The main body of the fountain rises from the center of the large pool and is decorated with male figures with fishing nets, shell-shaped basins, frogs and bees probably inspired by the art of Bernini. The whole area is surrounded by buildings decorated with animals and mythological figures.
Nasoni Fountains of Rome
Out of curiosity, and also to dispense some helpful tips, during your sightseeing you will have certainly noticed the little fountains scattered all around the city. Romans call them nasoni, Italian for big noses, and they are those cast-iron little fountains from where Rome’s drinkable water continuously pours down.
Around the city center, there are some 200 nasoni while the whole city counts some 2000. This is a great way to save on water as well as plastic. Carry your own travel bottle and you won’t have to buy a new one every time you are thirsty. They are so common that if you are staying in the city center you won’t even need to carry your bottle as you are likely to find them pretty often your way.
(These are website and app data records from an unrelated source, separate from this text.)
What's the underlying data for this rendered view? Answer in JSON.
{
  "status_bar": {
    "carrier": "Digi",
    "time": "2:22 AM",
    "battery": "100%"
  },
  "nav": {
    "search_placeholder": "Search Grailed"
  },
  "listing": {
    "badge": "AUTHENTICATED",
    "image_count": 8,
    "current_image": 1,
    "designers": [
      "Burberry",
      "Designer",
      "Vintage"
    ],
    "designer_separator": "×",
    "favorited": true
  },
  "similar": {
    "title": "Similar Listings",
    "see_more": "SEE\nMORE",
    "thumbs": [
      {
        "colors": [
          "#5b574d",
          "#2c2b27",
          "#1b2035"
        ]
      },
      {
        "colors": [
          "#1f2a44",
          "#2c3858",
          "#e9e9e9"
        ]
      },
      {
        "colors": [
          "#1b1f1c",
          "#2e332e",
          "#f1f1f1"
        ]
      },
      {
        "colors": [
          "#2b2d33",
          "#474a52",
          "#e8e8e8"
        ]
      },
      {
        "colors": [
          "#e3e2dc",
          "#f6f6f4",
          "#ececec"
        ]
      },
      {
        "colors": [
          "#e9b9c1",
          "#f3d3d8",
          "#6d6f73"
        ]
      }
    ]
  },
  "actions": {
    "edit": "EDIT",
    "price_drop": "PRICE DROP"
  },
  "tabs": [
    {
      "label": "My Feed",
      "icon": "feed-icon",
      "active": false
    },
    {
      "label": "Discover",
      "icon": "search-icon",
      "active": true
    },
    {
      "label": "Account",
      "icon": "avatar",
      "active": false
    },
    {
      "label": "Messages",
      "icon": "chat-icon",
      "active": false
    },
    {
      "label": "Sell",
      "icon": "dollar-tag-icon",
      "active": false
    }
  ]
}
Fontana dei Libri (Books’ fountain)
Located between Piazza Navona and the Pantheon, Fontana dei Libri is quite recent as it was built by Roman architect Pietro Lombardi in 1927. The building of this beautiful small fountain was part of a project of Rome’s municipality to embellish the city with monuments tribute to the old neighborhoods and ancient jobs.
Part of the project was also the effort to replace all the cast-iron nasoni, deemed unaesthetic at the time, with these more beautiful fountains dispensing tap water.
Fontana dei Libri shows a deer head located in between two stacks of books to honor the seat of the university that was originally here. In fact, even though the fountain is in Via Staderari, named after the scale builders who had their workshops here, the original name of the street was Via Sapienza, “knowledge street”. The deer’s head is the symbol of Rione Sant’Eustachio where the fountain is located.
Fontana delle Naiadi in Piazza della Repubblica
The Fountain of the Naiads in Piazza della Repubblica, facing the stunning Santa Maria degli Angeli e dei Martiri, one of the most famous churches in Rome and a masterpiece of Michelangelo Buonarroti, is one of the most beautiful modern fountains of Rome.
Inaugurated in 1870 temporarily where now stands the Dogali obelisk not far from the square, Fontana delle Naiadi was commissioned by Pope Pius IX and moved to its current location in 1888. Its construction served as the last spring of the Acqua Pia Antica Marcia aqueduct in Rome.
Initially, the fountain was simply decorated with four lions in stuccowork, while its definitive look was given in 1897 by the Roman sculptor Mario Rutelli who added four monumental bronze groups portraying joyful nymphs each of them resting on a different sea animal symbolizing water in its various forms and shapes.
So in the middle of this busy square near Stazione Termini train station, you can admire the Nymph of the Oceans on a sea horse, the Nymph of the Rivers on a water snake, the Nymph of the Lakes on a swan, and the Nymph of the underground rivers on a lizard.
WANT TO READ IT LATER? PIN IT TO YOUR BOARD!